Congratulations! You have reached this website dedicated to presenting and discussing the Nuremberg Principles. This was launched in August 2019 to mark the 74th anniversary of the first document signing that led to the final adoption of the Nuremberg Principles, a key set of principles of international humanitarian law.

Following launch of the website new content will be added from time to time, and a first extension will be a discussion forum to enable you to participate in discussions of key relevant topics. One essential important topic affects individuals who have responsibility for the design, development, and deployment of weapons and their uses that breach international humanitarian law.

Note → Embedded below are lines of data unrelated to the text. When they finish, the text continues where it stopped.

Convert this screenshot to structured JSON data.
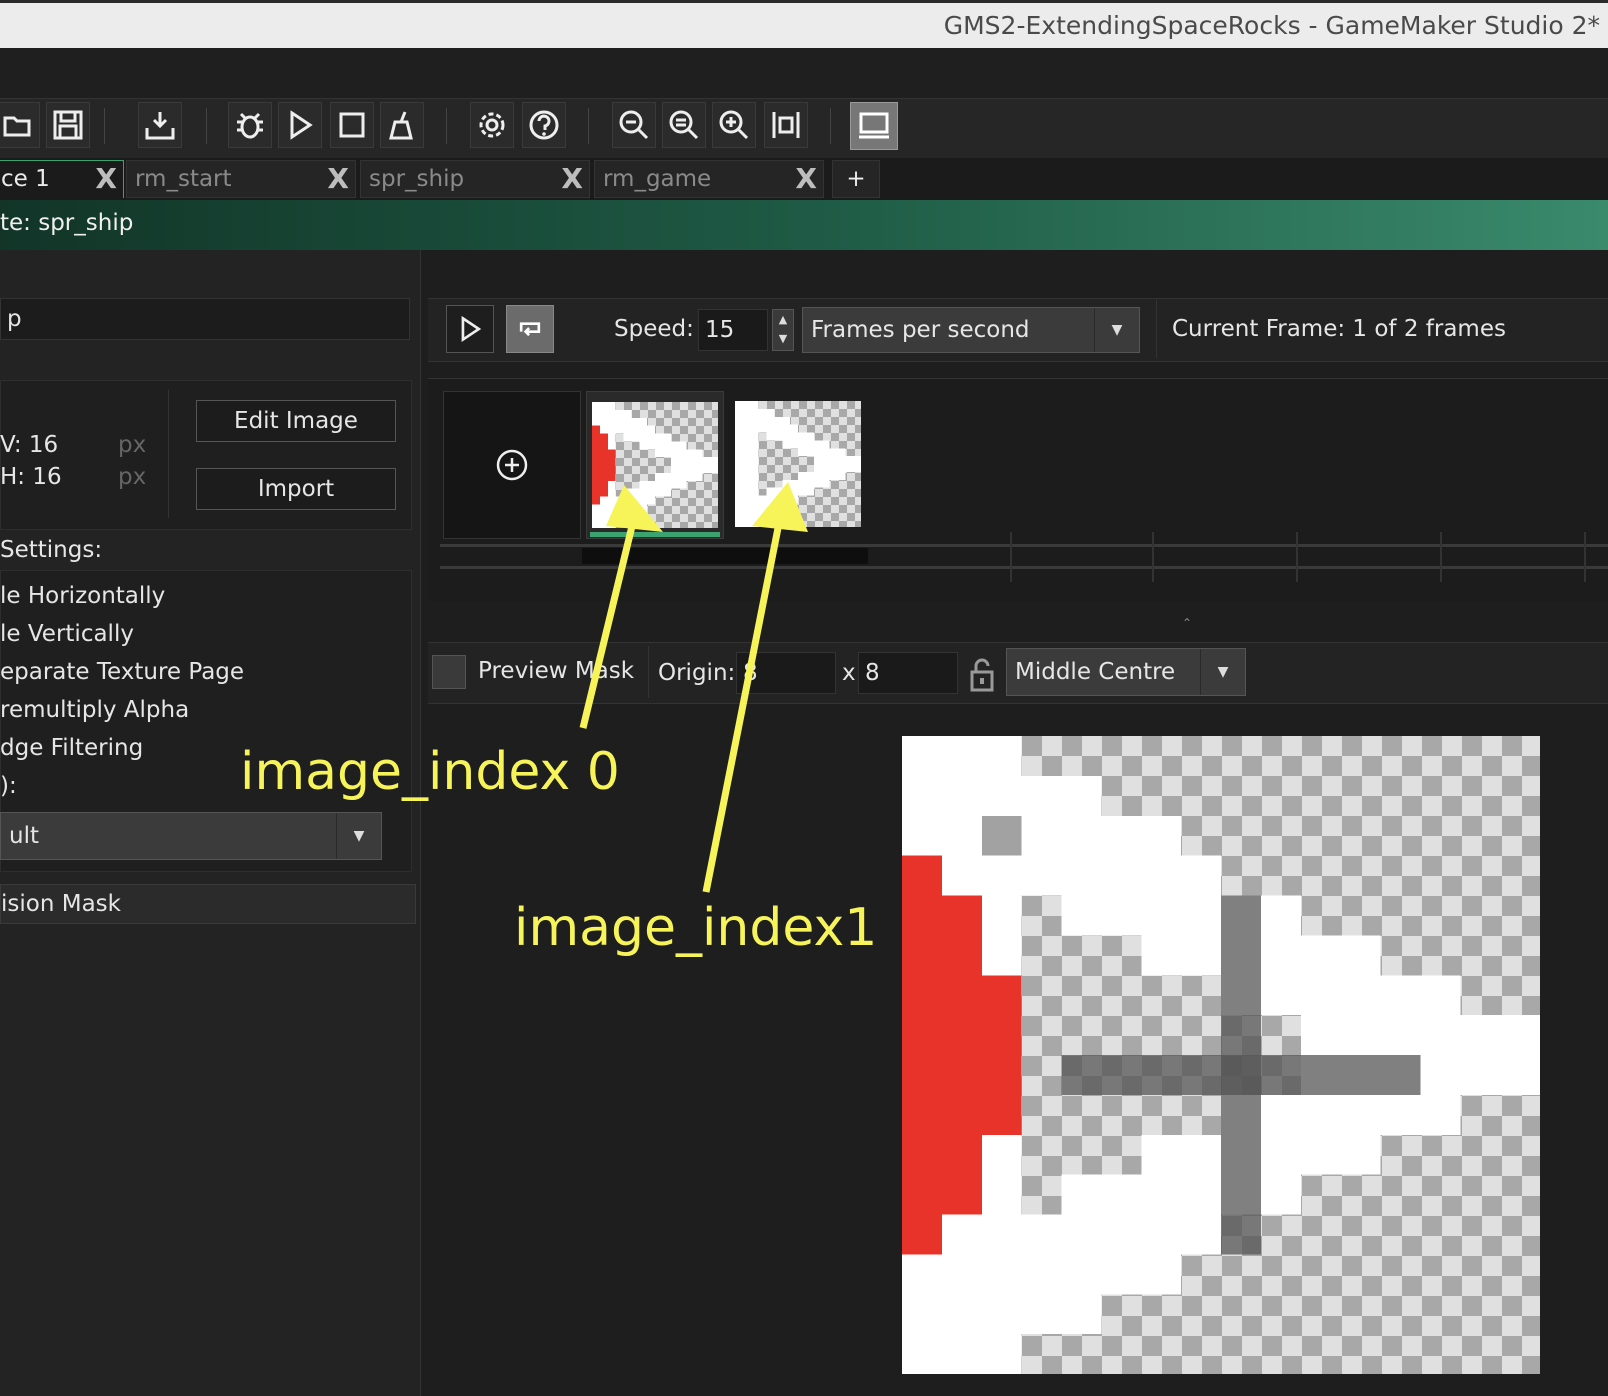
{
  "window": {
    "title": "GMS2-ExtendingSpaceRocks - GameMaker Studio 2*"
  },
  "toolbar": {
    "icons": [
      "open-icon",
      "save-icon",
      "export-icon",
      "debug-icon",
      "run-icon",
      "stop-icon",
      "clean-icon",
      "settings-icon",
      "help-icon",
      "zoom-out-icon",
      "zoom-reset-icon",
      "zoom-in-icon",
      "fit-icon",
      "monitor-icon"
    ]
  },
  "tabs": [
    {
      "label": "ce 1",
      "close": "X"
    },
    {
      "label": "rm_start",
      "close": "X"
    },
    {
      "label": "spr_ship",
      "close": "X"
    },
    {
      "label": "rm_game",
      "close": "X"
    }
  ],
  "new_tab_label": "+",
  "header": {
    "title": "te: spr_ship"
  },
  "left": {
    "name_value": "p",
    "edit_image": "Edit Image",
    "import": "Import",
    "width_label": "V: 16",
    "height_label": "H: 16",
    "unit": "px",
    "settings_label": " Settings:",
    "options": [
      "le Horizontally",
      "le Vertically",
      "eparate Texture Page",
      "remultiply Alpha",
      "dge Filtering"
    ],
    "group_label": "):",
    "group_value": "ult",
    "collision_mask": "ision Mask"
  },
  "anim": {
    "speed_label": "Speed:",
    "speed_value": "15",
    "speed_unit": "Frames per second",
    "current_frame": "Current Frame: 1 of 2 frames",
    "add_frame_icon": "plus-circle-icon"
  },
  "origin": {
    "preview_mask": "Preview Mask",
    "origin_label": "Origin:",
    "x_value": "8",
    "x_sep": "x",
    "y_value": "8",
    "preset": "Middle Centre",
    "lock_icon": "lock-icon"
  },
  "annotations": {
    "frame0": "image_index 0",
    "frame1": "image_index1",
    "color": "#f7f45a"
  },
  "colors": {
    "accent": "#3ba36f",
    "ship_red": "#e8332a"
  }
}
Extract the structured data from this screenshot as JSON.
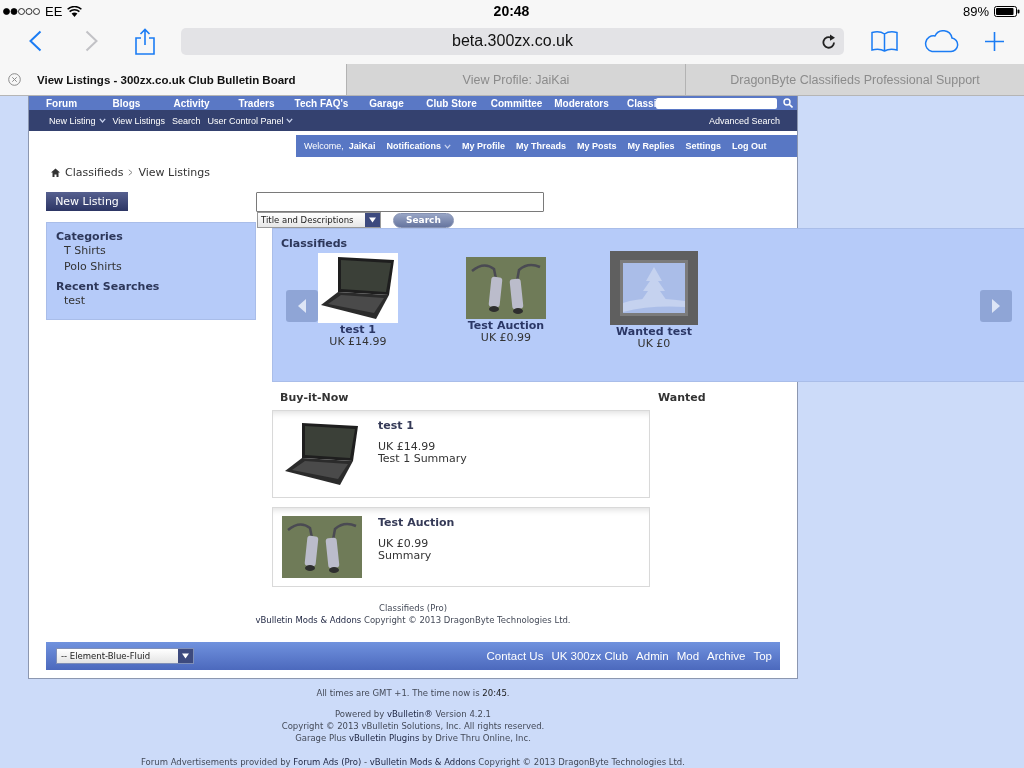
{
  "status_bar": {
    "carrier": "EE",
    "time": "20:48",
    "battery": "89%"
  },
  "browser": {
    "back_disabled": false,
    "forward_disabled": true,
    "url": "beta.300zx.co.uk",
    "tabs": [
      {
        "title": "View Listings - 300zx.co.uk Club Bulletin Board",
        "selected": true
      },
      {
        "title": "View Profile: JaiKai",
        "selected": false
      },
      {
        "title": "DragonByte Classifieds Professional Support",
        "selected": false
      }
    ]
  },
  "navbar": {
    "items": [
      "Forum",
      "Blogs",
      "Activity",
      "Traders",
      "Tech FAQ's",
      "Garage",
      "Club Store",
      "Committee",
      "Moderators",
      "Classi"
    ]
  },
  "subnav": {
    "items": [
      {
        "label": "New Listing",
        "menu": true
      },
      {
        "label": "View Listings",
        "menu": false
      },
      {
        "label": "Search",
        "menu": false
      },
      {
        "label": "User Control Panel",
        "menu": true
      }
    ],
    "right_link": "Advanced Search"
  },
  "user_bar": {
    "welcome": "Welcome,",
    "username": "JaiKai",
    "links": [
      {
        "label": "Notifications",
        "menu": true
      },
      {
        "label": "My Profile",
        "menu": false
      },
      {
        "label": "My Threads",
        "menu": false
      },
      {
        "label": "My Posts",
        "menu": false
      },
      {
        "label": "My Replies",
        "menu": false
      },
      {
        "label": "Settings",
        "menu": false
      },
      {
        "label": "Log Out",
        "menu": false
      }
    ]
  },
  "breadcrumb": [
    "Classifieds",
    "View Listings"
  ],
  "new_listing_button": "New Listing",
  "search": {
    "scope": "Title and Descriptions",
    "button": "Search"
  },
  "sidebar": {
    "sections": [
      {
        "title": "Categories",
        "items": [
          "T Shirts",
          "Polo Shirts"
        ]
      },
      {
        "title": "Recent Searches",
        "items": [
          "test"
        ]
      }
    ]
  },
  "carousel": {
    "title": "Classifieds",
    "items": [
      {
        "kind": "photo",
        "title": "test 1",
        "price": "UK £14.99"
      },
      {
        "kind": "photo",
        "title": "Test Auction",
        "price": "UK £0.99"
      },
      {
        "kind": "no_image",
        "title": "Wanted test",
        "price": "UK £0"
      }
    ]
  },
  "listing_columns": [
    {
      "title": "Buy-it-Now",
      "listings": [
        {
          "kind": "photo",
          "title": "test 1",
          "price": "UK £14.99",
          "summary": "Test 1 Summary"
        },
        {
          "kind": "photo",
          "title": "Test Auction",
          "price": "UK £0.99",
          "summary": "Summary"
        }
      ]
    },
    {
      "title": "Wanted"
    }
  ],
  "credits": [
    {
      "parts": [
        {
          "kind": "text",
          "text": "Classifieds (Pro)"
        }
      ]
    },
    {
      "parts": [
        {
          "kind": "link",
          "text": "vBulletin Mods & Addons"
        },
        {
          "kind": "text",
          "text": " Copyright © 2013 DragonByte Technologies Ltd."
        }
      ]
    }
  ],
  "footer_bar": {
    "style_select": "-- Element-Blue-Fluid",
    "links": [
      "Contact Us",
      "UK 300zx Club",
      "Admin",
      "Mod",
      "Archive",
      "Top"
    ]
  },
  "page_footer": [
    [
      {
        "parts": [
          {
            "kind": "text",
            "text": "All times are GMT +1. The time now is "
          },
          {
            "kind": "highlight",
            "text": "20:45"
          },
          {
            "kind": "text",
            "text": "."
          }
        ]
      }
    ],
    [
      {
        "parts": [
          {
            "kind": "text",
            "text": "Powered by "
          },
          {
            "kind": "link",
            "text": "vBulletin®"
          },
          {
            "kind": "text",
            "text": " Version 4.2.1"
          }
        ]
      },
      {
        "parts": [
          {
            "kind": "text",
            "text": "Copyright © 2013 vBulletin Solutions, Inc. All rights reserved."
          }
        ]
      },
      {
        "parts": [
          {
            "kind": "text",
            "text": "Garage Plus "
          },
          {
            "kind": "link",
            "text": "vBulletin Plugins"
          },
          {
            "kind": "text",
            "text": " by Drive Thru Online, Inc."
          }
        ]
      }
    ],
    [
      {
        "parts": [
          {
            "kind": "text",
            "text": "Forum Advertisements provided by "
          },
          {
            "kind": "link",
            "text": "Forum Ads (Pro)"
          },
          {
            "kind": "text",
            "text": " - "
          },
          {
            "kind": "link",
            "text": "vBulletin Mods & Addons"
          },
          {
            "kind": "text",
            "text": " Copyright © 2013 DragonByte Technologies Ltd."
          }
        ]
      }
    ]
  ]
}
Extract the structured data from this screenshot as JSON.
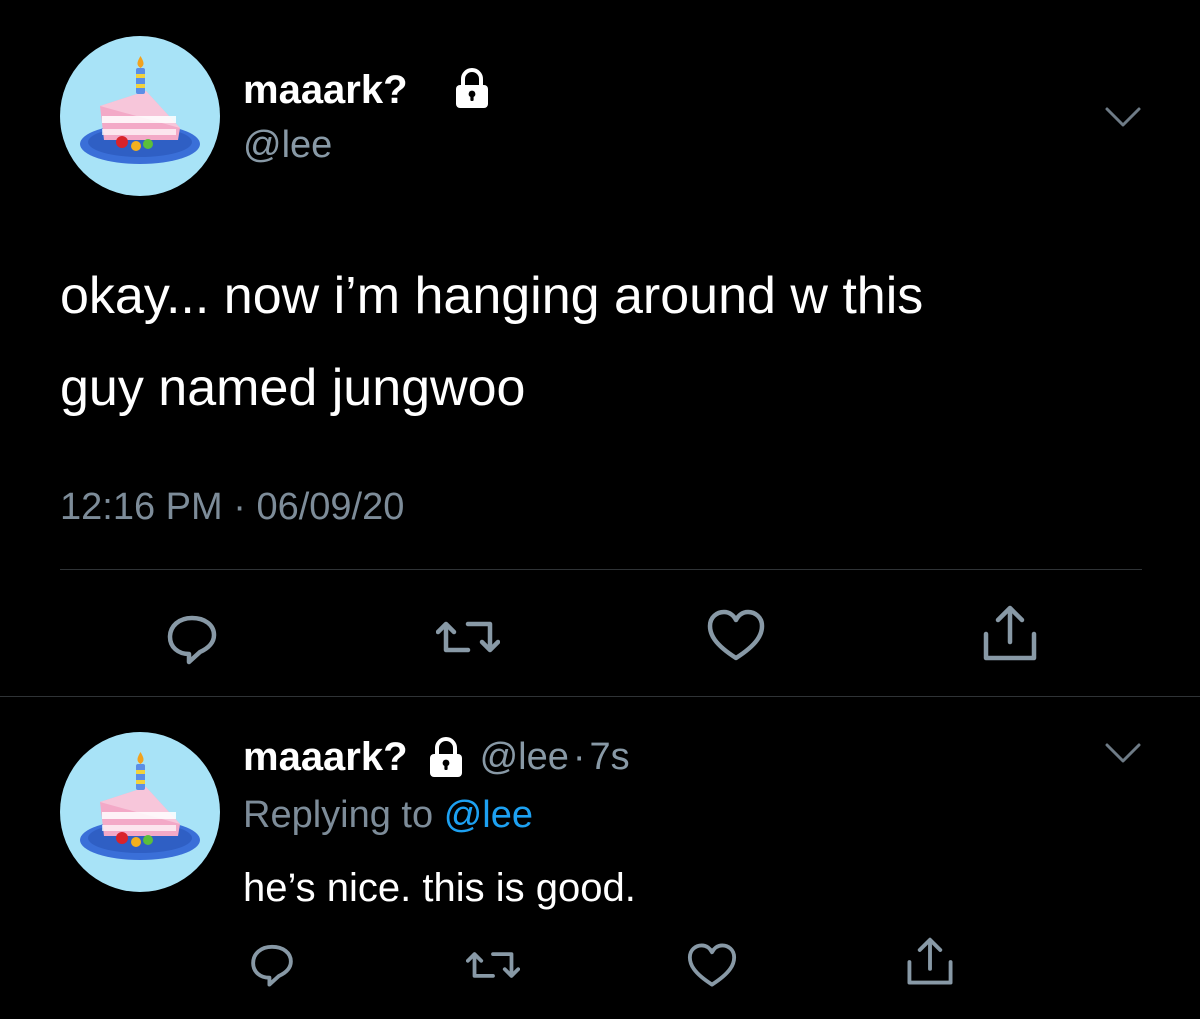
{
  "main_tweet": {
    "display_name": "maaark?",
    "handle": "@lee",
    "text_lines": [
      "okay... now i’m hanging around w this",
      "guy named jungwoo"
    ],
    "time": "12:16 PM",
    "separator": " · ",
    "date": "06/09/20",
    "avatar_icon": "birthday-cake-avatar",
    "lock_icon": "lock-icon",
    "menu_icon": "chevron-down-icon"
  },
  "reply_tweet": {
    "display_name": "maaark?",
    "handle": "@lee",
    "age": "7s",
    "separator": "·",
    "replying_label": "Replying to",
    "replying_mention": "@lee",
    "text": "he’s nice. this is good.",
    "avatar_icon": "birthday-cake-avatar",
    "lock_icon": "lock-icon",
    "menu_icon": "chevron-down-icon"
  },
  "actions": {
    "reply": "reply-icon",
    "retweet": "retweet-icon",
    "like": "like-icon",
    "share": "share-icon"
  },
  "colors": {
    "background": "#000000",
    "primary_text": "#ffffff",
    "secondary_text": "#8899a6",
    "mention": "#1da1f2",
    "divider": "#2f3336",
    "avatar_bg": "#a8e3f7"
  }
}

The legal principles covering nuclear weapons have been evolving over centuries in many countries and civilizations. Greater impetus was provided by the Hague Conventions from 1899 onwards. Further codification took place with the Nuremberg Principles, and the International Court of Justice has put its mind to the lawfulness of nuclear weapons. Here are the fundamental principles of International Humanitarian Law as applied to weapons and warfare.

What international law means that an individual who votes in favour of acquiring nuclear weapons, or who takes part in decisions to acquire, design, construct, deploy, maintain, or use nuclear weapons is taking on personal individual liability for possible crimes under international law and may be indicted before any competent legal tribunal (national or international)?

The source of the relevant international law is the Nuremberg Principles.